- Virtual Extensions: Get virtual extensions and have access to the phone lines you need for every member of your team and every department. Many plans allow unlimited extensions or have a specific number offered. If you have a lot of users, it may make sense to get a large number of these extensions.
- Other Forms of Communication: Many plans come with fax, SMS text messaging, and chat capabilities. You can use these forms of communication alongside your phone service to help you communicate externally with the public, but you can also obtain internal communications tools that can be enormously helpful.
- Software Integrations: You can access a wide variety of software integrations with your VoIP service, which can help you with productivity, analytics, customer relationship management (CRM), or something else. Even custom integrations are generally available for use.
2. Specific Questions to Ask VoIP Providers
Once you start identifying providers who might be right for your organization, it’s time to come up with questions to ask them. Check out these suggestions and see if any of these make sense for you:
- What is your contract like? How long is it?
- What level of support is offered for users? How about support for the system as a whole?
- Will you help with implementation?
- Do you have publicly-available statistics on your service?
- Will I have to pay for upgrades to my phone system, or are they included?
- Do you provide support for the phones and equipment, too?
- How much of your technology is your own and how much of it is licensed from third parties?
- Do you offer redundant service and equipment?
- Did you make your own softswitch?
- What is your network infrastructure like?
- How do you expect to respond if a natural or man-made disaster happens and causes some downtime?
Product and Service Development
- Do you consult with your current customers to help develop new features and functions? What does that process look like?
- How do you decide what your development priorities are?

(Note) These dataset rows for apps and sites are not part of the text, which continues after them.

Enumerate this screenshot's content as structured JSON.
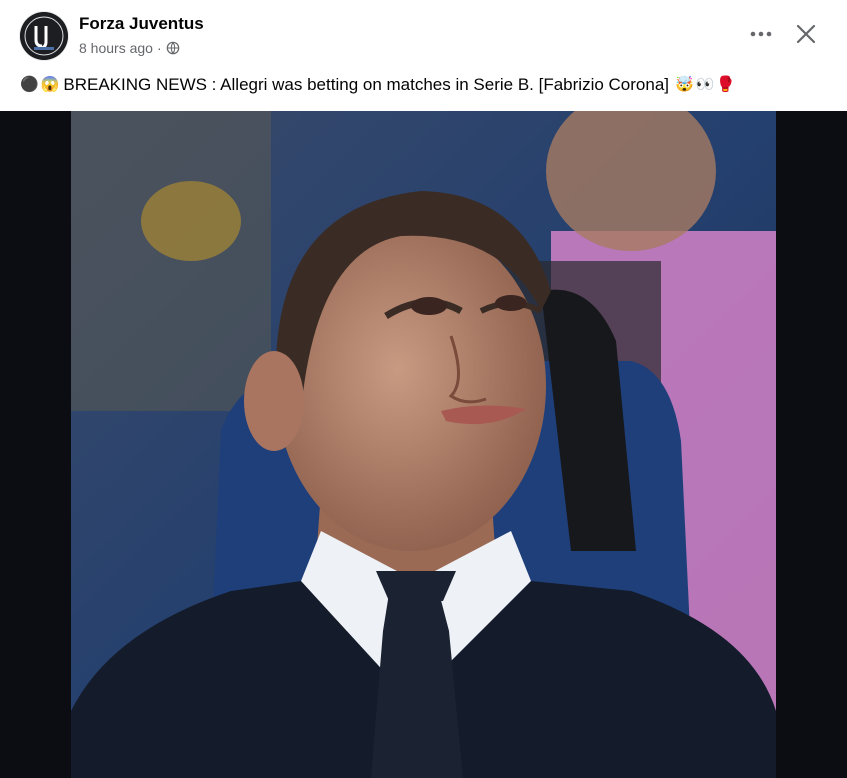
{
  "post": {
    "page_name": "Forza Juventus",
    "timestamp": "8 hours ago",
    "separator": "·",
    "audience_icon": "globe-icon",
    "more_icon": "more-options-icon",
    "close_icon": "close-icon",
    "text": "BREAKING NEWS : Allegri was betting on matches in Serie B. [Fabrizio Corona]",
    "leading_emojis": [
      "⚫",
      "😱"
    ],
    "trailing_emojis": [
      "🤯",
      "👀",
      "🥊"
    ]
  },
  "media": {
    "type": "photo",
    "background_color": "#0b0d12"
  },
  "colors": {
    "name_text": "#050505",
    "meta_text": "#65676b",
    "avatar_bg": "#1c1e21"
  }
}
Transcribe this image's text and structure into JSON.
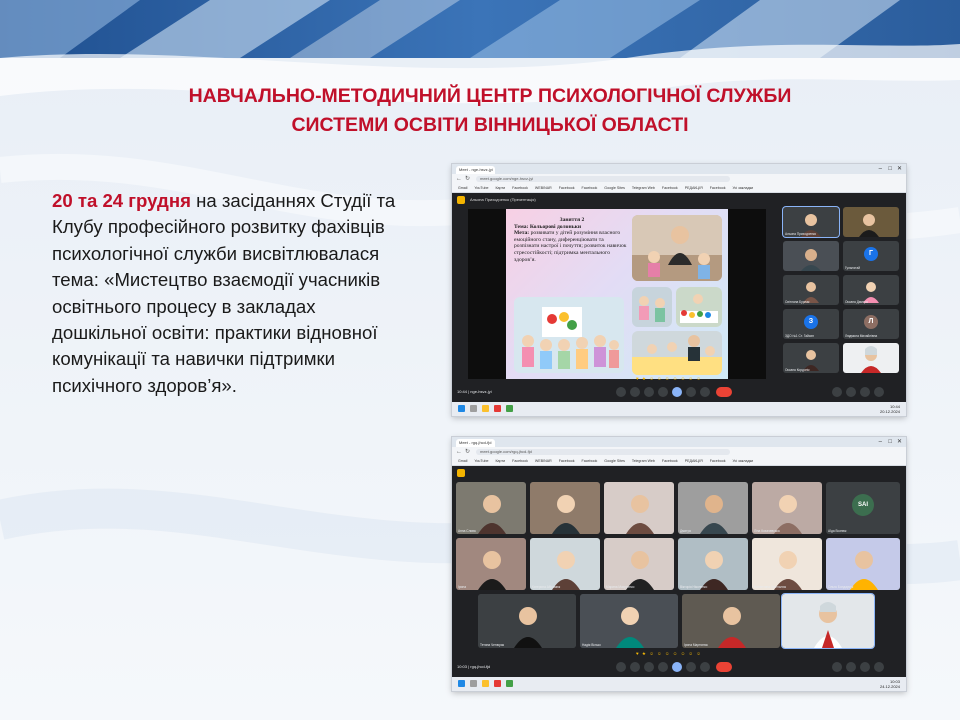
{
  "page": {
    "title_line1": "НАВЧАЛЬНО-МЕТОДИЧНИЙ ЦЕНТР  ПСИХОЛОГІЧНОЇ СЛУЖБИ",
    "title_line2": "СИСТЕМИ ОСВІТИ ВІННИЦЬКОЇ ОБЛАСТІ",
    "highlight": "20 та 24 грудня",
    "body": " на засіданнях Студії та Клубу професійного розвитку фахівців психологічної служби висвітлювалася тема: «Мистецтво взаємодії учасників освітнього процесу в закладах дошкільної освіти: практики відновної комунікації та навички підтримки психічного здоров’я»."
  },
  "colors": {
    "accent_red": "#c0102a",
    "meet_dark": "#202124",
    "tile_bg": "#3c4043",
    "end_call": "#ea4335",
    "slide_gradient": "#e3dcf5"
  },
  "screenshot1": {
    "tab_title": "Meet - nge-hsvz-jyi",
    "url": "meet.google.com/nge-hsvz-jyi",
    "bookmarks": [
      "Gmail",
      "YouTube",
      "Карти",
      "Facebook",
      "WEBINAR",
      "Facebook",
      "Facebook",
      "Google Sites",
      "Telegram Web",
      "Facebook",
      "РЕДАКЦІЯ",
      "Facebook",
      "Усі закладки"
    ],
    "presenter_label": "Альона Приходченко (Презентація)",
    "slide": {
      "heading": "Заняття 2",
      "topic_label": "Тема:",
      "topic": "Кольорові долоньки",
      "goal_label": "Мета:",
      "goal": "розвивати у дітей розуміння власного емоційного стану, диференціювати та розпізнати настрої і почуття; розвиток навичок стресостійкості; підтримка ментального здоров’я."
    },
    "participants": [
      {
        "name": "Альона Приходченко",
        "initial": "",
        "avatar_color": ""
      },
      {
        "name": "",
        "initial": "",
        "avatar_color": ""
      },
      {
        "name": "",
        "initial": "",
        "avatar_color": ""
      },
      {
        "name": "Гульнятай",
        "initial": "Г",
        "avatar_color": "#1a73e8"
      },
      {
        "name": "Світлана Бурлак",
        "initial": "",
        "avatar_color": ""
      },
      {
        "name": "Оксана Дмитра",
        "initial": "",
        "avatar_color": ""
      },
      {
        "name": "ЗДО №1 Ст. Гайсин",
        "initial": "З",
        "avatar_color": "#1a73e8"
      },
      {
        "name": "Людмила Михайлівна",
        "initial": "Л",
        "avatar_color": "#8d6e63"
      },
      {
        "name": "Оксана Кордонік",
        "initial": "",
        "avatar_color": ""
      },
      {
        "name": "",
        "initial": "",
        "avatar_color": ""
      }
    ],
    "meet_time": "10:44  |  nge-hsvz-jyi",
    "clock": "10:44",
    "date": "20.12.2024"
  },
  "screenshot2": {
    "tab_title": "Meet - rgq-jhcd-fjd",
    "url": "meet.google.com/rgq-jhcd-fjd",
    "bookmarks": [
      "Gmail",
      "YouTube",
      "Карти",
      "Facebook",
      "WEBINAR",
      "Facebook",
      "Facebook",
      "Google Sites",
      "Telegram Web",
      "Facebook",
      "РЕДАКЦІЯ",
      "Facebook",
      "Усі закладки"
    ],
    "participants": [
      {
        "name": "Анна Слива",
        "initial": "",
        "avatar_color": ""
      },
      {
        "name": "",
        "initial": "",
        "avatar_color": ""
      },
      {
        "name": "",
        "initial": "",
        "avatar_color": ""
      },
      {
        "name": "Дмитро",
        "initial": "",
        "avatar_color": ""
      },
      {
        "name": "Ліна Кохачевська",
        "initial": "",
        "avatar_color": ""
      },
      {
        "name": "Аїда Вознюк",
        "initial": "SAI",
        "avatar_color": "#3c6e4f"
      },
      {
        "name": "Ірина",
        "initial": "",
        "avatar_color": ""
      },
      {
        "name": "Катерина Абрамюк",
        "initial": "",
        "avatar_color": ""
      },
      {
        "name": "Марина Мазуренко",
        "initial": "",
        "avatar_color": ""
      },
      {
        "name": "Вікторія Ніконенко",
        "initial": "",
        "avatar_color": ""
      },
      {
        "name": "Валентина Хмельнюк",
        "initial": "",
        "avatar_color": ""
      },
      {
        "name": "Ольга Бондарчук",
        "initial": "",
        "avatar_color": ""
      },
      {
        "name": "Тетяна Ченюрак",
        "initial": "",
        "avatar_color": ""
      },
      {
        "name": "Надія Вілько",
        "initial": "",
        "avatar_color": ""
      },
      {
        "name": "Ірина Мартинюк",
        "initial": "",
        "avatar_color": ""
      },
      {
        "name": "",
        "initial": "",
        "avatar_color": ""
      }
    ],
    "meet_time": "10:03  |  rgq-jhcd-fjd",
    "clock": "10:03",
    "date": "24.12.2024"
  }
}
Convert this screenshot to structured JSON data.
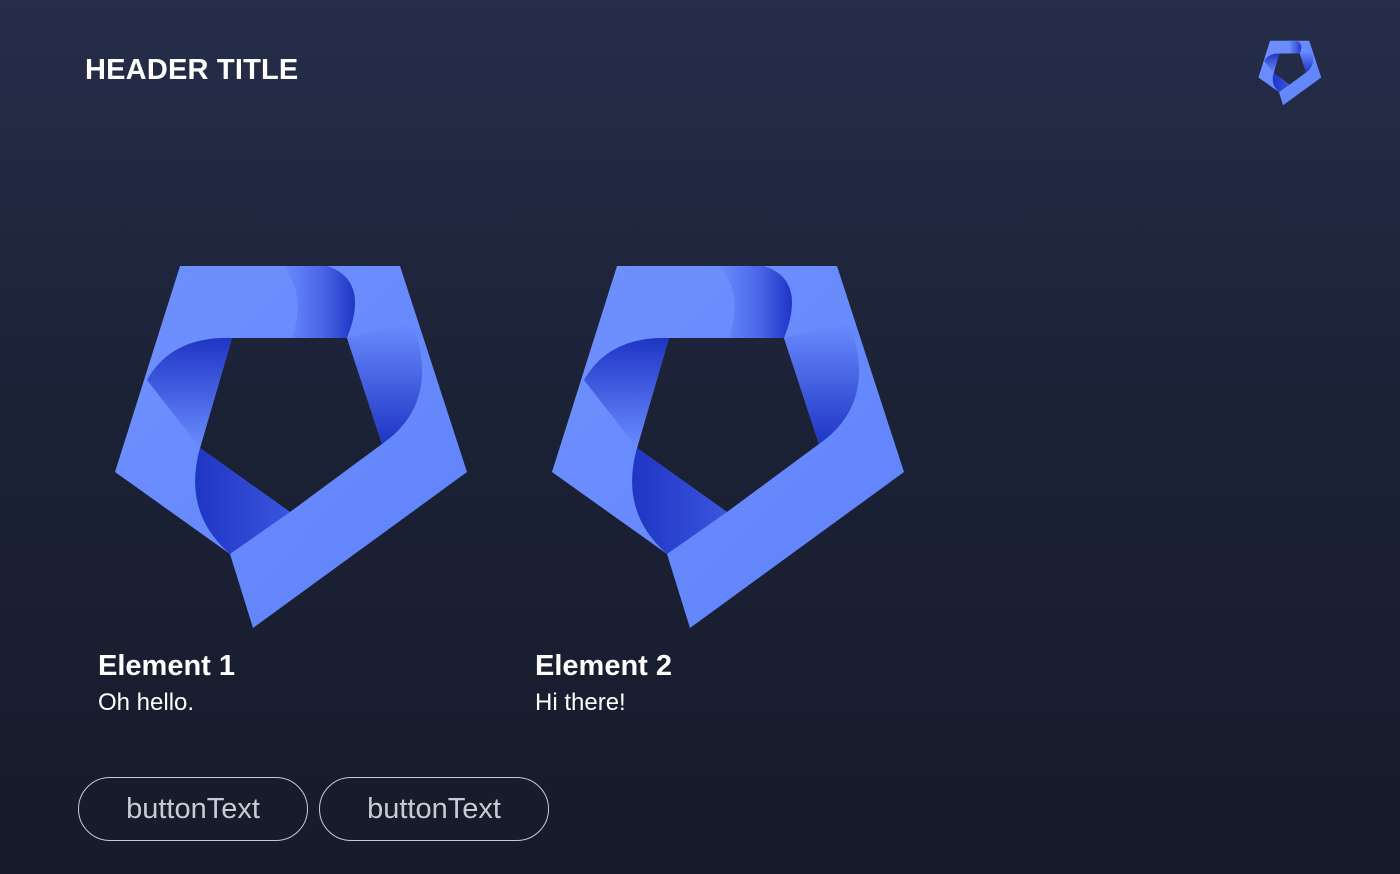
{
  "header": {
    "title": "HEADER TITLE",
    "logo_icon": "pentagon-ribbon-logo-icon"
  },
  "cards": [
    {
      "title": "Element 1",
      "subtitle": "Oh hello.",
      "image_icon": "pentagon-ribbon-logo-icon"
    },
    {
      "title": "Element 2",
      "subtitle": "Hi there!",
      "image_icon": "pentagon-ribbon-logo-icon"
    }
  ],
  "buttons": [
    {
      "label": "buttonText"
    },
    {
      "label": "buttonText"
    }
  ],
  "colors": {
    "background_top": "#252d4a",
    "background_bottom": "#161b2b",
    "logo_light": "#6a8cff",
    "logo_dark": "#1f35c4",
    "text": "#ffffff",
    "button_border": "#c7c9d1"
  }
}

- What new products are you planning for the upcoming year?
- How much effort do you devote to software development and engineering?

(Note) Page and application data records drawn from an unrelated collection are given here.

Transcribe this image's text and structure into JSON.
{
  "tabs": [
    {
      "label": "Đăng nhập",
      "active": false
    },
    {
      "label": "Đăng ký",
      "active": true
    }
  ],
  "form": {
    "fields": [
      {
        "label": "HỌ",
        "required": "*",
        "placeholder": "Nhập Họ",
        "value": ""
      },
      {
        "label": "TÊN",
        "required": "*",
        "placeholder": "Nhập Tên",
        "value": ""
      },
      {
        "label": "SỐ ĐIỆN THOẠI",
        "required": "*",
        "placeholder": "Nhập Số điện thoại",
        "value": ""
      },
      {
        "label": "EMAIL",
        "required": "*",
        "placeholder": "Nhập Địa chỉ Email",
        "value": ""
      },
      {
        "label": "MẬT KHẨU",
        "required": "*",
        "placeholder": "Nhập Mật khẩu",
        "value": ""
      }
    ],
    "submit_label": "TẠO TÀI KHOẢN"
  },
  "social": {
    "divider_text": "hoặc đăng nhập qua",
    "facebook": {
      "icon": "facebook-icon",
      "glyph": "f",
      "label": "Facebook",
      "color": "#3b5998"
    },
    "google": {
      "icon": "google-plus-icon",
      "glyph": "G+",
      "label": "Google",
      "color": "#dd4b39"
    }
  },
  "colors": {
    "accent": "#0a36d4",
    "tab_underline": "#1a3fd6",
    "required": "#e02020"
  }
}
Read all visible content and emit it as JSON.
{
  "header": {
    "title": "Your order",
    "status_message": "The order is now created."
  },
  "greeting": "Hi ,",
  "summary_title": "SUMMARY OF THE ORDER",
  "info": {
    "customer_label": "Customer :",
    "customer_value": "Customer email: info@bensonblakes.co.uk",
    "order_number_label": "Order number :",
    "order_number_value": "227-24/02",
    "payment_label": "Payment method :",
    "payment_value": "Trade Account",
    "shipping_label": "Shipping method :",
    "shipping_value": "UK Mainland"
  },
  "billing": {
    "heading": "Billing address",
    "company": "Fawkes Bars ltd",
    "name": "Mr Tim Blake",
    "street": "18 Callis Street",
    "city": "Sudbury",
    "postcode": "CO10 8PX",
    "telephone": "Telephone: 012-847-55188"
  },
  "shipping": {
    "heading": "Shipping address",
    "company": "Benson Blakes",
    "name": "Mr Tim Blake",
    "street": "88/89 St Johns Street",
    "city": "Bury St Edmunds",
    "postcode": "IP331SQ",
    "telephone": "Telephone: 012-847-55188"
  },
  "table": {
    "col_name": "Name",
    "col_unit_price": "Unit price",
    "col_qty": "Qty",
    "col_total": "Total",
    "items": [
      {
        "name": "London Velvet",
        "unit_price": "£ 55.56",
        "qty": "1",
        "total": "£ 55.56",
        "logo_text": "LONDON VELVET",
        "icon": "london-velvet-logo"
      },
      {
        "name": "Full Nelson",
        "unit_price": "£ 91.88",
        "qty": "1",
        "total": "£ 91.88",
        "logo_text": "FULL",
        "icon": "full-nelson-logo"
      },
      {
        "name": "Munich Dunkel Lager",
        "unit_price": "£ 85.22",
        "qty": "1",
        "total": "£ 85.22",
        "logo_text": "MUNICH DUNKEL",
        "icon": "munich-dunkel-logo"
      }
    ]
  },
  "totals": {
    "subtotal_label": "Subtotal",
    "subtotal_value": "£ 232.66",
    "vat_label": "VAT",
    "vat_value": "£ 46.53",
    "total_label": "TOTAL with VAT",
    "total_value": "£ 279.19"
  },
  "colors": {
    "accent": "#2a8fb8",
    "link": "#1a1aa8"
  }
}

- What can you say about your company’s financials? Are you going to be around five years from now to continue providing phone service?
Of course, you may also have plenty of questions of your own. It’s important to write these down as you think of them and prepare for your upcoming conversations with vendors as you shop around for plans.

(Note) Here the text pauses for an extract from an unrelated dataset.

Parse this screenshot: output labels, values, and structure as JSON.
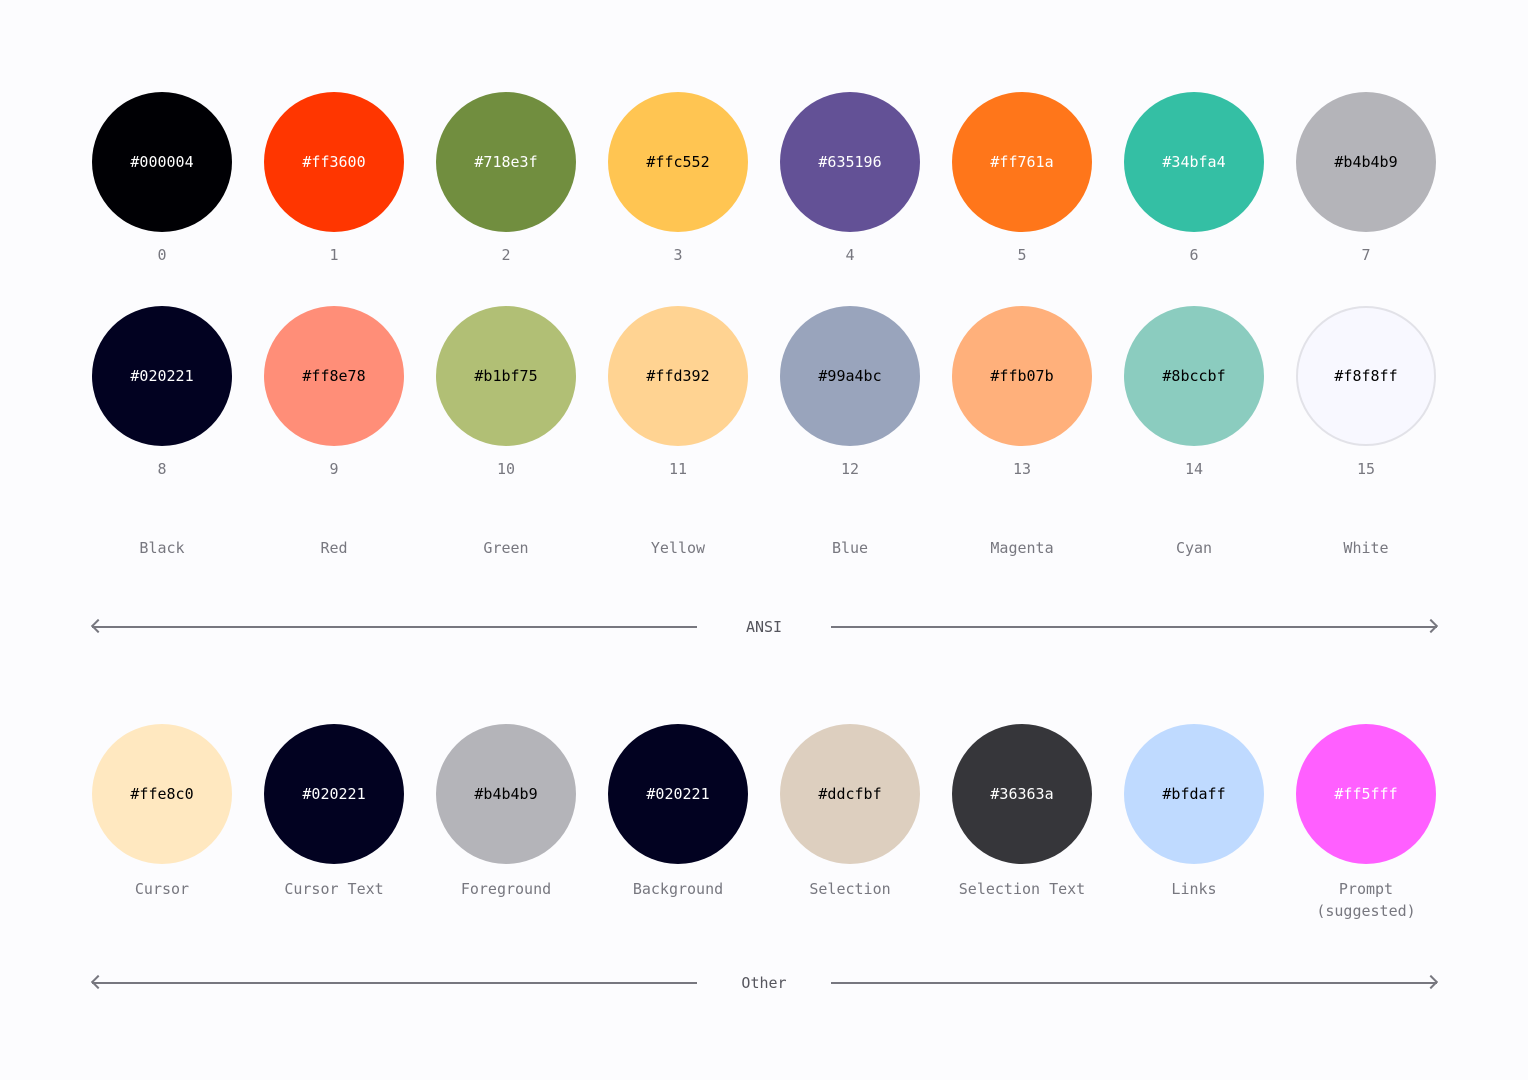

3. Getting Started with a New Plan
Regardless of whether you already use VoIP or not, you’ll need to think about equipment, contracts, and other considerations. You’ll look at your budget and make sure you can get the right features from your new VoIP plan. Before you sign on to a plan, cover all of your bases by asking the questions above and looking at what you will really need for your phone service.
To start, here’s what you’ll likely need:
- Phones: Softphones, headsets, handsets, or adapters allowing you to use non-VoIP phones
- Internet: You’ll need an Internet connection that’s high-speed and ready for VoIP
- Integrations: Depending on the software you want to use, you’ll need to arrange use of integrations with your system
- Computer/Networking: If you have multiple users and departments, your plan will likely be bigger than that of a small business and may involve networking equipment and computers. Even smaller businesses can use computers with their phone systems, of course, so if you plan to use computer equipment then you’ll be adding that to your list as well.
4. Other Ideas for Evaluating Plans
As you move forward towards a VoIP plan for your business, it makes sense to consider going deeper to find the right plan. You might want to consider:
- A soft migration, or trial run of a system alongside your original phone system. This allows you to see how the phone system performs without fully migrating your phones over just yet.
- A free trial. Some companies offer free trials for a short period of time, so you can see how their system works before signing a contract.
- Doing a demo of the VoIP plan that interests you may help you discover if you’re actually interested in moving forward or not.